Janet Jackson wrapped up the U.S. leg of her “State of the World” tour in Atlanta on Sunday, but it felt like anything but a conclusion.
Where other artists might have trimmed their set list a smidge with an eye toward finally getting home after months on the road, Jackson performed almost the entirety of her hits with an energy that felt as if she was just getting started.
The almost two-hour concert at a sold-out Philips Arena focused heavily on her early hits — from “Nasty” to “You Want This” to the infectious “All for You.” The crowd crooned with Jackson on “Come Back to Me,” roared their support on the liberation anthem “Control” and shook the stadium rafters bouncing on “Together Again.”
Jackson didn’t forget entries from her later catalog — performing “So Excited” from 2006’s “20 Y.O.,” the breezy “No Sleeep” from 2016’s comeback album “Unbreakable” and “Burn It Up,” which included a surprise but all-too-brief appearance by Missy “Misdemeanor” Elliott.
Sunday’s Philips stop made up for the date Jackson cancelled last year when she pulled the plug on the second leg of her “Unbreakable” tour to take time off to become a first-time mother.
While Jackson was mostly flawless Sunday, the music sometimes overwhelmed her vocals and the paring of some songs to keep the show manageable rushed some of her best work.
It’s doubtful, however, that such quibbles bothered the audience, which was on its feet the majority of the show.
Part of their excitement was anticipation that Jackson would recreate onstage the intricate dance moves in her videos. Much of Jackson’s success is tied to her onscreen interpretations of her music. Her performance of “If” and “Rhythm Nation” — two of her biggest video hits — sent the crowd reeling as the svelte Jackson deftly proved she is as capable at 51 at choreography as she was in her 20s and 30s.

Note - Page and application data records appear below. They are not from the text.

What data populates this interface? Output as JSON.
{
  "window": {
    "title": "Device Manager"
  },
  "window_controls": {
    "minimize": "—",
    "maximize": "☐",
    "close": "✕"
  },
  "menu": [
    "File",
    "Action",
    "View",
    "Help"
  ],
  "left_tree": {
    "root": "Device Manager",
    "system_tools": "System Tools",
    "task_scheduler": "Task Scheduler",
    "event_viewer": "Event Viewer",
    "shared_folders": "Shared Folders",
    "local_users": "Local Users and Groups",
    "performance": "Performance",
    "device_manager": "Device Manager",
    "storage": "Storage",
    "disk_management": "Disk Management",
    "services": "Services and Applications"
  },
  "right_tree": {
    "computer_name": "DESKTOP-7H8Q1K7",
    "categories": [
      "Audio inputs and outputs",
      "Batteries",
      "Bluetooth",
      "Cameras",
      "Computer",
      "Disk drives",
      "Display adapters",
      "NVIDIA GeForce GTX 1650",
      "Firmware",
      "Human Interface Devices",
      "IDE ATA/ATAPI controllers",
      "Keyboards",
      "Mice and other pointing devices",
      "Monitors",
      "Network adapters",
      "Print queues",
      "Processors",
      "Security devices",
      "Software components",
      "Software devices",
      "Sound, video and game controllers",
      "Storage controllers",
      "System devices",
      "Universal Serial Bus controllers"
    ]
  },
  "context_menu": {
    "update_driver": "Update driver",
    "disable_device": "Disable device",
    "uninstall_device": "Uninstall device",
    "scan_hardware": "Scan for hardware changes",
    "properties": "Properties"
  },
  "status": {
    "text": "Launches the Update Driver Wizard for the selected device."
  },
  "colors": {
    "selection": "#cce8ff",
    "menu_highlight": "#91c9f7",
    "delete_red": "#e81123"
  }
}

But Jackson also spent many moments of the night on stage by herself. While a dancer or two would pop up here and there, Jackson seemed confident and willing to shake the artifice of surrounding herself with razzle dazzle when it wasn’t necessary.
For die-hard fans, Jackson pulled out less well-known cuts such as 1996’s “Twenty Foreplay” from “Design of a Decade: 1986-1996” and “Where Are You Now” from “janet.”
And there were moments when she was missed. Instead of singing “Again” herself, she let those in attendance do the work for her while a video of the singer played (presumably she was backstage getting into a different costume). It would have probably been better to hear her sing, but crowd participation has its own rewards.
While her hits played a central role during the performance, a recurring theme was social justice. The show kicked off with news reports of hate crimes as the names of black men who died at the hands of police flashed across a bloodied background, including Michael Brown and Eric Garner.
Jackson took the stage shortly afterward with the rallying cries “The Knowledge” and “State of the World” from 1989’s “Rhythm Nation 1814.”
Later she explored the pain of domestic violence in “What About” from “The Velvet Rope,” a performance that left her visibly shaken before she left the stage.
In closing out the performance, Jackson reflected on a family career — she’s the sister of Michael Jackson and the other Jackson brothers and sisters in case you didn’t know — that has spanned five decades.
“I just want to thank all of you,” she said to the audience. “Your love (and) your support for my entire family. For 50 years we have been doing this. Thank you so much. It’s so appreciated and so felt. “